By Ron Cole
Director, YSU Communications
YOUNGSTOWN – In last year’s Business Journal Growth Report, Youngstown State University said it was looking forward to a year filled with purpose, promise and great possibilities.
Within days, the coronavirus hit, impacting everyone and everything – students, employees, facilities, finances and the very nature of how the university delivers education and does business.
To minimize people gathering on campus, most classes transitioned to off-campus, online delivery. To keep safe those who did come to campus, robust health protocols were implemented.
Campus events were canceled, including popular lectures, concerts, theater productions and football games, and beloved annual events like the YSU English Festival and even commencement were canceled or held virtually.
There were budget cuts, reduced salaries and layoffs. It’s hard to think of anything at YSU that has not felt the impact of the pandemic.
Nonetheless, and all-in-all, the university moved forward in 2020 – with purpose, promise and, yes, even great possibilities.
The “We See Tomorrow” capital campaign inched closer to its $125 million goal, the largest single fundraising effort in university history.
YSU named 13 new endowed faculty positions during the year, including positions in early American history, gerontology and American social history.
The university teamed with IBM to launch the YSU IT Workforce Accelerator, one of many new workforce initiatives that also includes the Excellence Training Center under construction along Fifth Avenue downtown. Speaking of which, work is also underway on a major overhaul of Fifth Avenue through campus, including new street lighting, sidewalks, crosswalks, landscaping, bike paths and, eventually, even a driverless shuttle.
The university’s two biggest assets – students and faculty – continued to earn accolades in 2020.
A team of five YSU students won the national Intercollegiate Ethics Bowl in Atlanta, besting squads from Stanford, Yale and the U.S. Military Academy. Student Emily Henline was named a Fulbright Scholar, one of the most widely recognized scholarships in the world.
Teaming with associate professor of chemistry Doug Genna, student Mariah DeFuria became the first student in YSU history to be listed as a co-inventor on a U.S. patent.
And Cory Brozina, assistant professor and director of first-year engineering, received a $1 million research award from the National Science Foundation, the largest the university has ever received from the NSF.
The list of accomplishments, despite the disruption of a historic public health crisis, goes on and on.
For YSU, 2020 showed the capability of students, faculty, staff and the entire university community to accept, innovate, adapt and sacrifice for the good of the institution in the wake of truly unfathomable circumstances.

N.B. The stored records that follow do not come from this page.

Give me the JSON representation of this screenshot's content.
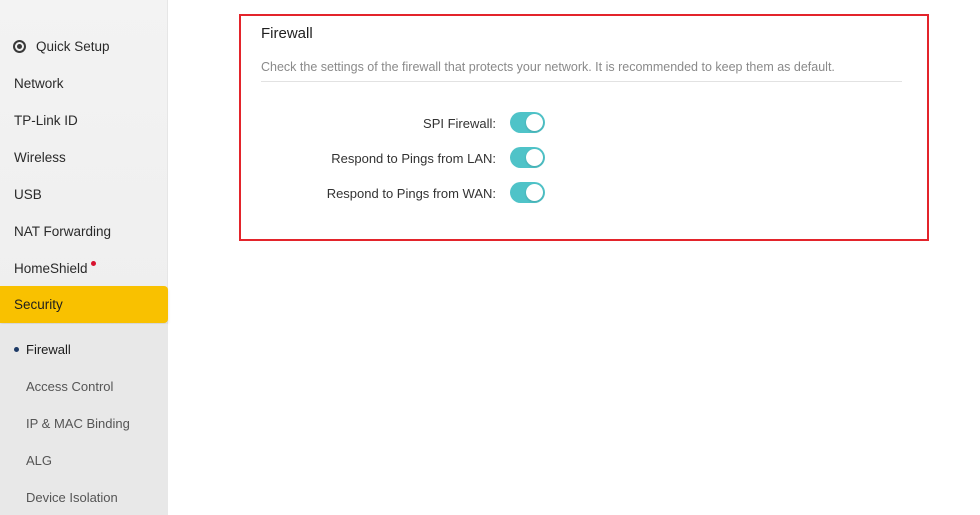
{
  "sidebar": {
    "items": [
      {
        "label": "Quick Setup",
        "icon": "quick-setup-icon"
      },
      {
        "label": "Network"
      },
      {
        "label": "TP-Link ID"
      },
      {
        "label": "Wireless"
      },
      {
        "label": "USB"
      },
      {
        "label": "NAT Forwarding"
      },
      {
        "label": "HomeShield",
        "badge": "red-dot"
      },
      {
        "label": "Security",
        "active": true
      }
    ],
    "sub_items": [
      {
        "label": "Firewall",
        "current": true
      },
      {
        "label": "Access Control"
      },
      {
        "label": "IP & MAC Binding"
      },
      {
        "label": "ALG"
      },
      {
        "label": "Device Isolation"
      }
    ]
  },
  "firewall": {
    "title": "Firewall",
    "description": "Check the settings of the firewall that protects your network. It is recommended to keep them as default.",
    "settings": [
      {
        "label": "SPI Firewall:",
        "enabled": true
      },
      {
        "label": "Respond to Pings from LAN:",
        "enabled": true
      },
      {
        "label": "Respond to Pings from WAN:",
        "enabled": true
      }
    ]
  },
  "colors": {
    "active_nav": "#f9c100",
    "toggle_on": "#4fc3c8",
    "highlight_border": "#e3242b",
    "notification_dot": "#d8122f"
  }
}
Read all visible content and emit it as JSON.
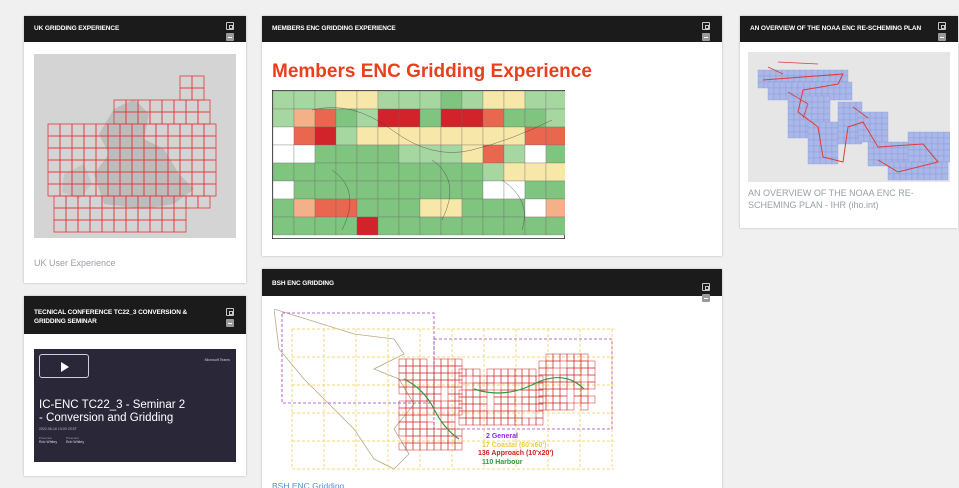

So, what about 2021? If anything, this past year has taught that predicting the future is a fool’s errand. The only thing that’s certain may be the uncertainty of everything.
Nonetheless, as treatments improve, vaccines are distributed and the world adjusts to a post COVID-19 environment, YSU will continue to discover, discern and dream – cultivating talented, forward-looking graduates in a setting that values hard work and ingenuity and is focused squarely on the advancement of our community, nation and the world at large.